_ABOUT THIS TASK_
Read through the lines below for the string "price" and copy each one that has it.

[Opening INFORMATION SUPPLIED section]

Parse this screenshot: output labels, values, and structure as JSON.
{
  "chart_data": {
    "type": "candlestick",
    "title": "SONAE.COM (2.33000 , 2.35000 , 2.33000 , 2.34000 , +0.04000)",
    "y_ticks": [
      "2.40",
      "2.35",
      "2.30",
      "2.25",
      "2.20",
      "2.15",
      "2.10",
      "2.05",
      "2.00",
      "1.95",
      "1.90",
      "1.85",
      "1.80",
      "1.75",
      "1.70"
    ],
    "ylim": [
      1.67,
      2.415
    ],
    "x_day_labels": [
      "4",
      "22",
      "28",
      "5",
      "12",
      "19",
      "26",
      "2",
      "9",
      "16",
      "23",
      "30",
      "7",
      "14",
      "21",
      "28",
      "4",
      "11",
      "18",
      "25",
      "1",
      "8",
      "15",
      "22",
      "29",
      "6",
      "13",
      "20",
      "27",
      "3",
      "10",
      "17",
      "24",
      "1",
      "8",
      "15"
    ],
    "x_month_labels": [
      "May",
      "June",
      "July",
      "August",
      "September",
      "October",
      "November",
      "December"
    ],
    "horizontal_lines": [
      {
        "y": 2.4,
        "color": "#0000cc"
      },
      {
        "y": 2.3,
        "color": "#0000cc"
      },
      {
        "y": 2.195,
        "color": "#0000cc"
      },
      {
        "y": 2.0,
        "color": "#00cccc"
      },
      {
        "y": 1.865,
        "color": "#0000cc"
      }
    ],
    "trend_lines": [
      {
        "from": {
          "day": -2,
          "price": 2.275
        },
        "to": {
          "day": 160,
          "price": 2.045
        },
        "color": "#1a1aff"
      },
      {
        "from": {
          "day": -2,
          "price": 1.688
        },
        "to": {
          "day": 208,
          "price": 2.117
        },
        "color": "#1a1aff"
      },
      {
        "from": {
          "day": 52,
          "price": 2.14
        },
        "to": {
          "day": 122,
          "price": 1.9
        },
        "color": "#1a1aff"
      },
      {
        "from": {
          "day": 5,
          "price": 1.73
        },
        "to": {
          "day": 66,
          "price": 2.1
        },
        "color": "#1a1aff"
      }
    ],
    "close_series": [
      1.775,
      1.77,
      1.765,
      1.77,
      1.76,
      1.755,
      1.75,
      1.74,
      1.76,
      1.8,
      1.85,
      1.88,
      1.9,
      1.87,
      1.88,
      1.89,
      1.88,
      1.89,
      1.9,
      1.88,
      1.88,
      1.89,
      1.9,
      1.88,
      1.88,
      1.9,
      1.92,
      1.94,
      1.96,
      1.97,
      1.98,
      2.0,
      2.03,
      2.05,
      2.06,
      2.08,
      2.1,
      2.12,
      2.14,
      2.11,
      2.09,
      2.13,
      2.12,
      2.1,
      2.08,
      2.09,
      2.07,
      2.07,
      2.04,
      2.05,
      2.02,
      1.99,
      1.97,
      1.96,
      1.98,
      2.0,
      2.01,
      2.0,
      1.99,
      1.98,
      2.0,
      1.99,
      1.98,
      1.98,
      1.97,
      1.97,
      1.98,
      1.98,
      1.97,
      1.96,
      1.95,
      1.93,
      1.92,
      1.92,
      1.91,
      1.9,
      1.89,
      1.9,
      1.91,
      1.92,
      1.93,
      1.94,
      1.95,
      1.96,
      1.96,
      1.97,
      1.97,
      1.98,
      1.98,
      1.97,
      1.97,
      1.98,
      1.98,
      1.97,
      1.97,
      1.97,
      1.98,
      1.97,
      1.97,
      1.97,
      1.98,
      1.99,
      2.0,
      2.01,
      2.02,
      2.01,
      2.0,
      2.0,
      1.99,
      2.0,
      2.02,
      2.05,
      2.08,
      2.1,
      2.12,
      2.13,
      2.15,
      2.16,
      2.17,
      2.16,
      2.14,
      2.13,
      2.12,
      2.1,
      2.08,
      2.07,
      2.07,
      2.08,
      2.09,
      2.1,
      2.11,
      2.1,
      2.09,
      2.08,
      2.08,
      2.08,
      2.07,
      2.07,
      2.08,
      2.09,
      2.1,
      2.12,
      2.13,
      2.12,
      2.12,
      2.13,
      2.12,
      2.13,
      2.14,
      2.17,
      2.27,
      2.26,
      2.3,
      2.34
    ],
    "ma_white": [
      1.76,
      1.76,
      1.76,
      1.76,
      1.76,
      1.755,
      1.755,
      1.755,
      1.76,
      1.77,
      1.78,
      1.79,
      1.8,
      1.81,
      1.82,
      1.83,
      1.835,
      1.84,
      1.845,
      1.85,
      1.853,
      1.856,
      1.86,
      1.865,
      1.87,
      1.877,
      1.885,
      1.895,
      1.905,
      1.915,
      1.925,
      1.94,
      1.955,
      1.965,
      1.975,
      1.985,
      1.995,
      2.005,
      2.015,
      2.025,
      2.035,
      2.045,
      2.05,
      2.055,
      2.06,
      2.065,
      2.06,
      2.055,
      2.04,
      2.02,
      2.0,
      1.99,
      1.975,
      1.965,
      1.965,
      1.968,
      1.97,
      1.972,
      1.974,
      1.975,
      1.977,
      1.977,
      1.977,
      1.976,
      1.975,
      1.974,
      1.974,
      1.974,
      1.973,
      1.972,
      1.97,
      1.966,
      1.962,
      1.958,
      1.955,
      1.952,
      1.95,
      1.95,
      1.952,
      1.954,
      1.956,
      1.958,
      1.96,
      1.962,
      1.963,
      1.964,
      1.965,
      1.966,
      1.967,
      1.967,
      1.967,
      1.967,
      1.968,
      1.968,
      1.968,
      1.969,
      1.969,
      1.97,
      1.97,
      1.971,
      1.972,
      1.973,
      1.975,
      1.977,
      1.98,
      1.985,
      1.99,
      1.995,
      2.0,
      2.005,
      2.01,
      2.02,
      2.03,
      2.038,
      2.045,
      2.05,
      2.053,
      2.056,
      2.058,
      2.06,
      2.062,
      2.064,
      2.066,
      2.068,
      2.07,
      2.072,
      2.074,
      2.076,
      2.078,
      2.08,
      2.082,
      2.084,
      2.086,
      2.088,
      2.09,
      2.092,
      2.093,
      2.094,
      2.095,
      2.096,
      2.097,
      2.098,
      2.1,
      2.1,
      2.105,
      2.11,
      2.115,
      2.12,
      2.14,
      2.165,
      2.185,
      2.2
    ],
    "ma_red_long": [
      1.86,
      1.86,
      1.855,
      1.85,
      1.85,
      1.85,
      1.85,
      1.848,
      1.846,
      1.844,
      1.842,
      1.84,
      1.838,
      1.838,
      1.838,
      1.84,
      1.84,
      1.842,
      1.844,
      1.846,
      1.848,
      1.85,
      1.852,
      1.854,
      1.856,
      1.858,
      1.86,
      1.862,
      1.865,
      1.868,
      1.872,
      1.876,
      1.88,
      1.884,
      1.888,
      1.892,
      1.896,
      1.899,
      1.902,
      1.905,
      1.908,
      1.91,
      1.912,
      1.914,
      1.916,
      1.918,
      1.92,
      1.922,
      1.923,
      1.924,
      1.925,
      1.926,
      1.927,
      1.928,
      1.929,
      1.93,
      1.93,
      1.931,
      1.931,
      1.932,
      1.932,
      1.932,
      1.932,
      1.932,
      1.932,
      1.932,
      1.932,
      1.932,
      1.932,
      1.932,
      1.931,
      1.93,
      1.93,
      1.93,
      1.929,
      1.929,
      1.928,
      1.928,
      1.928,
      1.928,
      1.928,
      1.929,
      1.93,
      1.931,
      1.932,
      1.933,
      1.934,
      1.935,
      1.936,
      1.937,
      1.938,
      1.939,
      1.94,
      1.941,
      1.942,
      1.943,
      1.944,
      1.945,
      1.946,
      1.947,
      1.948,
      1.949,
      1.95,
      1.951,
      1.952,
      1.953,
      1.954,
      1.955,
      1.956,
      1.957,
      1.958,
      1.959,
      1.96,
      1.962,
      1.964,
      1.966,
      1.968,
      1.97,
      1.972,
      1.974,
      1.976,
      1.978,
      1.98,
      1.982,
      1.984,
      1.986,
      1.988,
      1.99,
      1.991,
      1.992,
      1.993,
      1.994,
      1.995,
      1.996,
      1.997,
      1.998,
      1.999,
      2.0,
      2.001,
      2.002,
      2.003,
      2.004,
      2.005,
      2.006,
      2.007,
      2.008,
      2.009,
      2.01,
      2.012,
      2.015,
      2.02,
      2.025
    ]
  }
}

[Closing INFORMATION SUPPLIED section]

_SOLUTION_
          "price": 2.275
          "price": 2.045
          "price": 1.688
          "price": 2.117
          "price": 2.14
          "price": 1.9
          "price": 1.73
          "price": 2.1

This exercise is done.